The certain things that God commanded of the Jews that were ceremonial or civil were things were not good or bad in and of themselves. It’s not bad to eat shrimp; it’s just something God commanded them not to do. But, the moral laws never change or suddenly become okay. Murder was not wrong only for the Jews, but for all people, because murder in and of itself is evil. Adultery was not wrong only for the Jews, but for all people, because betraying a spouse is always wrong. Moral laws are things that don’t change. It will never be okay to steal, lie, or worship false gods. Those things are bad and will always be bad. But, not eating shrimp and wearing your hair a certain way or washing your hands before this or that aren’t moral laws.
So, why is it that we don’t have to follow all the laws/rules from the Old Testament? Because Christ ushered in a new covenant. The Jews didn’t have to be “set apart” anymore. All were called to Christianity–it’s universal. So, those things that were specifically commanded for the Jews are not commanded for Christians. It’s why you don’t have to circumcise your baby boys anymore. You can if you want for hygiene or cultural reasons, but it’s not necessary for salvation. It’s why we can eat shrimp and pork. St. Paul even touches on these things in Romans. He talks about how you don’t need to keep hold to those Jewish laws to be saved anymore. You need to have faith in Christ and follow His Ways. It’s why in Acts they discuss whether or not circumcision is needed anymore and St. Peter concludes that it isn’t anymore.

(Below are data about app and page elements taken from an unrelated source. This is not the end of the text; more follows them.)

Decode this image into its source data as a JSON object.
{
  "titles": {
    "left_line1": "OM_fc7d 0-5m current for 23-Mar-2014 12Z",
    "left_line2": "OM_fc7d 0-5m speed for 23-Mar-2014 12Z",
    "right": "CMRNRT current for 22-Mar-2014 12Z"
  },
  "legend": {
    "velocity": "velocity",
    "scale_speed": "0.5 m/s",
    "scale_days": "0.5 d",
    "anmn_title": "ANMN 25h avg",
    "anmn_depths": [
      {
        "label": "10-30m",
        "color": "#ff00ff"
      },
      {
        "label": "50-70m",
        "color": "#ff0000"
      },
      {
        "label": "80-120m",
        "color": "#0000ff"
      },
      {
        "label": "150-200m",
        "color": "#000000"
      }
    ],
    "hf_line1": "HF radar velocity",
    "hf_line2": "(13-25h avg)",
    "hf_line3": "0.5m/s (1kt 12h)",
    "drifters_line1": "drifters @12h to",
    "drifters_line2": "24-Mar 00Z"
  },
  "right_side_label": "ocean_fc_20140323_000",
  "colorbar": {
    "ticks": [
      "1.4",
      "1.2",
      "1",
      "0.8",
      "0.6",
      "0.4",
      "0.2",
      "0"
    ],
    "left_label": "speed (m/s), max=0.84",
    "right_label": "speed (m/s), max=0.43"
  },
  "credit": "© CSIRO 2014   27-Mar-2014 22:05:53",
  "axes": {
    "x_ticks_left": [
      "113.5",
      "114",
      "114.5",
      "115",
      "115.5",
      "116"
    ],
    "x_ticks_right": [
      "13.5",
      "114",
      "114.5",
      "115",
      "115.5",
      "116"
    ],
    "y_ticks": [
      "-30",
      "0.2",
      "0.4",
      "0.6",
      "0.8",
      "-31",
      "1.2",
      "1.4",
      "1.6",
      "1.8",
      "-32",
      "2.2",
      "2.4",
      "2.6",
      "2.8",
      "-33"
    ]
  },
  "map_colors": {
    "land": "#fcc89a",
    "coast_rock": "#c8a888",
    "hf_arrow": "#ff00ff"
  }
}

As Christians we are called to follow the Two Great Commandments from the New Testament. We are to love God with all our heart, mind, and soul and we are to love our neighbors as ourselves. Interestingly enough, the first three parts of the Ten Commandments are encompassed in loving God with our whole being. The rest of the Ten Commandments can be encompassed in loving our neighbors. I love when the Old and New come together. If anything sets us apart now, it’s Baptism and living a life that doesn’t look like the world.
So, it’s important to understand that certain laws were meant for only the Jews; moral laws are meant for all time, for everyone. If something is truly wrong, it will never be right. This can only be understood with a full understanding of the Bible in its entirety and its message. One simply cannot pick a random rule from the Old Testament and call a Christian a hypocrite for not continuing to follow it.
*Catholic Morality by Fr. John Laux